Fr. Jungmann's analysis of the disconect between choir and celebrant is a result of the introduction of the "private" Masses by the Mendicant orders (Dominicans and Franciscans who were not choir monks, nor ordinarily assigned to major churches where the ordinary complement of ministers and schola were available) in the 12th Century. Prior to this point in liturgical history, all Mass were said "in (litugical) choir" with the celebrant only saying/singing those parts that pertained to him (greetings, oration, Canon, etc.) the other parts being assigned to the minister responsible for them (Schola--all music, sub-deacon--Epistle, Deacon--Gospel). The celebrant did not repeat these parts until the mendicant orders made it the practice of saying the Mass privately. This new vogue for private Masses without the necessary ministers for the various parts created the impression and led to the liturgical rubric that the celebrant personally had to say all the words of the Mass in order for the Mass to be both valid and licit.
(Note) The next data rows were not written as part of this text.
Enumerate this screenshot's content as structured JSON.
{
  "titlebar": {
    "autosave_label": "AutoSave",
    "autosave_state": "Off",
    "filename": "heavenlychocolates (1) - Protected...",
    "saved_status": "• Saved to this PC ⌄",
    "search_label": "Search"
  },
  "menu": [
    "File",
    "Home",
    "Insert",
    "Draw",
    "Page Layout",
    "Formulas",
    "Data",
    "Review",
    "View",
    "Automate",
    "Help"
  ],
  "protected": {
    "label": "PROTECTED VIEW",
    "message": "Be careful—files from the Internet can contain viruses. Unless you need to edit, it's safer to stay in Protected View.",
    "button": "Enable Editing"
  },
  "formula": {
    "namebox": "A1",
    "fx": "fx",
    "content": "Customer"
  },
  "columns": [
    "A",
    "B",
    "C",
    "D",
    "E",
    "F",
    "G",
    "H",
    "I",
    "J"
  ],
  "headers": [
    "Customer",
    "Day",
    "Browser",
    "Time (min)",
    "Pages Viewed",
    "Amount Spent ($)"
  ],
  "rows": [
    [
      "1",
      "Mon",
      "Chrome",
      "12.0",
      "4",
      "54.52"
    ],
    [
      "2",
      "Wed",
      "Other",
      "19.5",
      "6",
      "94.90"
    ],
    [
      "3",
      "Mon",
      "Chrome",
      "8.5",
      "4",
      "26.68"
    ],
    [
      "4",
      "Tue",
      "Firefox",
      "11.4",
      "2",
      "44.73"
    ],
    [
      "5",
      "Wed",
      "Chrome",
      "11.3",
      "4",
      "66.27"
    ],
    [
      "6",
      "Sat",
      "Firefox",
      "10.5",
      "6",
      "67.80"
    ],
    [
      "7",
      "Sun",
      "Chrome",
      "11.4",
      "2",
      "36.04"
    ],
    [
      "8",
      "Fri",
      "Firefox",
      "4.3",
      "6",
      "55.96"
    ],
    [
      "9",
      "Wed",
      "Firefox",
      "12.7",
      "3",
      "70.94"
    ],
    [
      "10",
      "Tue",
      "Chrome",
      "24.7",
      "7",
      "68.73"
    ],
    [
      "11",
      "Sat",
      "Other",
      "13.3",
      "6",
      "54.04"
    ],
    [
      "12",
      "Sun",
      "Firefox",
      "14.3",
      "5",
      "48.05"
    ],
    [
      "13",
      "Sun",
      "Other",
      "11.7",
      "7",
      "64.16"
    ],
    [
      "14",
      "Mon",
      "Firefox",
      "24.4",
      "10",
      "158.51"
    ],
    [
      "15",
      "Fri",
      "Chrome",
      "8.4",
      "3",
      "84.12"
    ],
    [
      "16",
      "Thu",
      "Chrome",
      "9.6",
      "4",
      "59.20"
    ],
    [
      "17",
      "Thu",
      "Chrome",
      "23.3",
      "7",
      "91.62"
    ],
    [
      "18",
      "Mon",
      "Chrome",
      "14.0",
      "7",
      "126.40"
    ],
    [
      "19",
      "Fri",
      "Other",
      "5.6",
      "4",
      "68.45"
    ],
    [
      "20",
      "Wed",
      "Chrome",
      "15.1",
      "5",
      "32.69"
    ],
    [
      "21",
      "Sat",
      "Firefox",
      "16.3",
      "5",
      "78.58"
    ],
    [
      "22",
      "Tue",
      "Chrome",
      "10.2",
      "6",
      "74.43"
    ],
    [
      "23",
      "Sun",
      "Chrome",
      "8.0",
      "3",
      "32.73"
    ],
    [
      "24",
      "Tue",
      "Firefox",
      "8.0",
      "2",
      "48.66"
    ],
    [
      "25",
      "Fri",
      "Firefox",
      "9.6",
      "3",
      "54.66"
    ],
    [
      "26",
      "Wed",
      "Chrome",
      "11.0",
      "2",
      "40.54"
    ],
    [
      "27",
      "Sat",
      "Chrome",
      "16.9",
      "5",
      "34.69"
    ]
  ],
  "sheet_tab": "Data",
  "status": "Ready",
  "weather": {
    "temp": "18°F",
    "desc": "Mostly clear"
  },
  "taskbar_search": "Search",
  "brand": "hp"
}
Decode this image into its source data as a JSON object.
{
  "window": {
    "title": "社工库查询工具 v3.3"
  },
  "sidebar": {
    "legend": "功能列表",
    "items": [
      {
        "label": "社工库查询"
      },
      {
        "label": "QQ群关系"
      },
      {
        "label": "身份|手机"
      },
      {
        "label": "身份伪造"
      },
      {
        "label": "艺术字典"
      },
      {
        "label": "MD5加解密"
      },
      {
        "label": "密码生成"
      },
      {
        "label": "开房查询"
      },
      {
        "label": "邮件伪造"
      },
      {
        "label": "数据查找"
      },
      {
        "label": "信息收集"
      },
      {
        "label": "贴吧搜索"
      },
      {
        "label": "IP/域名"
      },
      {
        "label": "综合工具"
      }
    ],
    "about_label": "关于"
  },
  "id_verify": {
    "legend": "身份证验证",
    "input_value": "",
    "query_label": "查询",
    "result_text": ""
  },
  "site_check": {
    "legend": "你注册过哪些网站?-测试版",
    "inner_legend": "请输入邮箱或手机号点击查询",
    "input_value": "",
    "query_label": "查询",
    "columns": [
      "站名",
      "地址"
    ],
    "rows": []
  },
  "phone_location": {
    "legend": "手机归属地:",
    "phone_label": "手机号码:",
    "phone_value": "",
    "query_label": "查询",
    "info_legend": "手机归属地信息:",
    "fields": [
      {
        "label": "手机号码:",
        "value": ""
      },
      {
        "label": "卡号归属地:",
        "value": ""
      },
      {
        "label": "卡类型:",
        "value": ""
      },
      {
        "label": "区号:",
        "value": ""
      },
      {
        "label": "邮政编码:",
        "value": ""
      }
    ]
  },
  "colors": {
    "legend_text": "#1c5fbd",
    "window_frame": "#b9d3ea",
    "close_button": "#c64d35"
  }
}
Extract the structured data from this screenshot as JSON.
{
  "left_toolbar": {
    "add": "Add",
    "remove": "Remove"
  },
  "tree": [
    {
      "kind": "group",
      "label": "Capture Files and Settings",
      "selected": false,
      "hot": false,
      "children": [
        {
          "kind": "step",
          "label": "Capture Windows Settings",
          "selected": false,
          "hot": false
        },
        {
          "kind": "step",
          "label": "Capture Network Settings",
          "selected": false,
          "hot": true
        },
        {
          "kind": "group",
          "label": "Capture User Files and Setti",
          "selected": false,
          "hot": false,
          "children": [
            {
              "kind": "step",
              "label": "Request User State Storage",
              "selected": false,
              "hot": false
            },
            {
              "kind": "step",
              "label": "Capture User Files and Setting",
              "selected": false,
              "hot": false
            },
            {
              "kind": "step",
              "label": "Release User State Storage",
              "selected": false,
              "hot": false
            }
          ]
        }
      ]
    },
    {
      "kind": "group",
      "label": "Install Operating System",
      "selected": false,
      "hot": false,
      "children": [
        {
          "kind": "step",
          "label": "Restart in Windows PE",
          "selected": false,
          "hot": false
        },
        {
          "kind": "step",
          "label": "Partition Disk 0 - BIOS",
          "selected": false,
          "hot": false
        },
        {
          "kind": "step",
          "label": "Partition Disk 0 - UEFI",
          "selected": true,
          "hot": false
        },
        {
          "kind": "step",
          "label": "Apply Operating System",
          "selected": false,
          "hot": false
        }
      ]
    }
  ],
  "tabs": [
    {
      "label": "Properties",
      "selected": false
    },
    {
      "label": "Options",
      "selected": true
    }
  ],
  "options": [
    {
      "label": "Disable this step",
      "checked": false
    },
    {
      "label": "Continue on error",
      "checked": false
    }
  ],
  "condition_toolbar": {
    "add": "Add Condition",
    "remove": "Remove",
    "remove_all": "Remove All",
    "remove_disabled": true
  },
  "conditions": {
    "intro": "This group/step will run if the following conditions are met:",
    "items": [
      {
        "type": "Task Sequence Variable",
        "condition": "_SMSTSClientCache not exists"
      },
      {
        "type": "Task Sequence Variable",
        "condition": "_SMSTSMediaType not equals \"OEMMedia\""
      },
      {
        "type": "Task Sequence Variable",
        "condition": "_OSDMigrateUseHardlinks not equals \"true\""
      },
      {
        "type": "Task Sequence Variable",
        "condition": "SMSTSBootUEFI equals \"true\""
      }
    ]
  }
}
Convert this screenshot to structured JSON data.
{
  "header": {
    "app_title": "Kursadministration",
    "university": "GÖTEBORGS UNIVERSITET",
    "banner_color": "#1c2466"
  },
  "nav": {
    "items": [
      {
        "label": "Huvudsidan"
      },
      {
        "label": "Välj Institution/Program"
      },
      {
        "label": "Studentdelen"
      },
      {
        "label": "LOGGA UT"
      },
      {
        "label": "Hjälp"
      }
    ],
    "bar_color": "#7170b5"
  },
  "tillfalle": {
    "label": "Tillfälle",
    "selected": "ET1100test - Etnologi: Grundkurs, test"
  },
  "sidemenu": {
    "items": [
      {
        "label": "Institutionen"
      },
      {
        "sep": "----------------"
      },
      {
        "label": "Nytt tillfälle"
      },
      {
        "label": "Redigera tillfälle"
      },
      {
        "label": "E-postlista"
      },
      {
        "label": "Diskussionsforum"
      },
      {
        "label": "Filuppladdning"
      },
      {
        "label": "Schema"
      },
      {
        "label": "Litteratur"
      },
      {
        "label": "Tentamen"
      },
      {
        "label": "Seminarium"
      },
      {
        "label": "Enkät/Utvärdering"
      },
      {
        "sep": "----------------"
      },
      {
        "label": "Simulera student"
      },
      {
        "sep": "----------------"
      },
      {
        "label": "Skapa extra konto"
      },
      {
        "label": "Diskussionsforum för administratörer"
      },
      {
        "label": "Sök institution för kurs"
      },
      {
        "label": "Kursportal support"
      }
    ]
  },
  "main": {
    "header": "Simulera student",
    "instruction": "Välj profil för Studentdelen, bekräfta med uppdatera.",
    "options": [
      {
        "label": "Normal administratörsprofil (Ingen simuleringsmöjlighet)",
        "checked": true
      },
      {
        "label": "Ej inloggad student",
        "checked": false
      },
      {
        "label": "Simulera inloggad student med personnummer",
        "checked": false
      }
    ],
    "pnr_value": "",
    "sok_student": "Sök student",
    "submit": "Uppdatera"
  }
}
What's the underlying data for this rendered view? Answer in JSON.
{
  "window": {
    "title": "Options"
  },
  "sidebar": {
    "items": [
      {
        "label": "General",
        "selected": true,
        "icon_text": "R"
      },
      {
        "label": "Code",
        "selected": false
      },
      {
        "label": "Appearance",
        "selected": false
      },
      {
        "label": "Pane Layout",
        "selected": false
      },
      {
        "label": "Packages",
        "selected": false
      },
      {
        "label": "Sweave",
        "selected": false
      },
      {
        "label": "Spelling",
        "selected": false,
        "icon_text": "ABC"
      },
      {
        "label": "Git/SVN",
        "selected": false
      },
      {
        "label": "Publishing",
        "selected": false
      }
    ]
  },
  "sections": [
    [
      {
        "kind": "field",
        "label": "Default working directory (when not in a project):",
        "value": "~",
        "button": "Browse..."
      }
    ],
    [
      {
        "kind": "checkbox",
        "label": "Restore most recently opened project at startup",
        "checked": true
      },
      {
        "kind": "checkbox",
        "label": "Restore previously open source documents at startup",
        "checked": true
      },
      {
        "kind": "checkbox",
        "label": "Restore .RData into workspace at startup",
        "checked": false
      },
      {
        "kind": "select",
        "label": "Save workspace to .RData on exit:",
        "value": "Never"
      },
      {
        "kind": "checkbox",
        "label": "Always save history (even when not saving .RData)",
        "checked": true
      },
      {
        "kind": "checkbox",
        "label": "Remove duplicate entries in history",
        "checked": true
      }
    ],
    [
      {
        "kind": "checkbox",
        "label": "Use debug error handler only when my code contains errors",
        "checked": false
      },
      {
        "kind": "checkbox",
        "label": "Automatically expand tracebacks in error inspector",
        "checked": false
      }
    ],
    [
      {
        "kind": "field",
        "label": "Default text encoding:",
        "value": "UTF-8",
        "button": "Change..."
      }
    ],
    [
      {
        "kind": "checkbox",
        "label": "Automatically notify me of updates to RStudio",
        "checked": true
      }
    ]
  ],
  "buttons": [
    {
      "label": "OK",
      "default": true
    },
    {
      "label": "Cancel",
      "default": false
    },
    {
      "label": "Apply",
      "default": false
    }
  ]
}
This led to the rather odd situation where in a "Missa Cantata" (the typical High Mass with no deacon or sub-deacon), two Masses are going on simulteously, the "Mass of the Schola," i.e. the Propers and Ordinary of the Mass all of which are being sung by the schola/choir and the "Mass of the Celebrant" who said all the words of the Mass including those already sung the schola.

John D. Horton

Fr. Allan J. McDonald said...

John, Thanks so much for that succinct history! Fr. McDonald

Henry said...

I am pretty much equally devoted to the ordinary and extraordinary forms -- my gratitude for the impending third anniversary of Summorum Pontificum balanced by my eager anticipation of the forthcoming new English translation.

But I regret the comparative thinness of the OF that I feel results from its one-dimensional or sequential linearity.

While I see as a glory of the EF the multi-layered depth that (I assume) is a consequence of its development under the influence of the Holy Spirit (moving in some of the strange ways described in histories of the liturgy).

Coincidentally, I recall thinking yesterday -- as our schola rendered a very lengthy and elaborate chant of the gradual/tract (psalm) -- that our priest (sitting and listening after himself formally proclaiming it to God) surely appreciated no less than the rest of us the depth and layers of meaning brought out by the intricate Gregorian chant (as is its purpose).

Of course, there is no reason that the OF should be deprived of these chants that are prescribed in the Graduale Romanum for it also. But during the gradual-tract-psalm, the most elaborate and lengthy of all the Gregorian propers, it would look absurd for the celebrant to stand immobile and silent in visual focus for 10 minutes or so, while the choir is chanting away in the loft. Surely no priest could endure this ignominy. Or could you, Fr. McDonald?

Anonymous said...

I don't think this is as much a problem during the Gloria as it is during the Credo. People who are new to the EF tend to get confused about what they are supposed to do during that time because of the genuflection that takes place during the "et incarnatus est." Do they genuflect with the priest and then sit when he does rather than follow the choir? Do they stay standing until the choir gets to that part and sit after the genuflection? Or do they sit when the priest does and then awkwardly genuflect from a sitting position when the choir gets to that part? I've seen all these at EF Masses.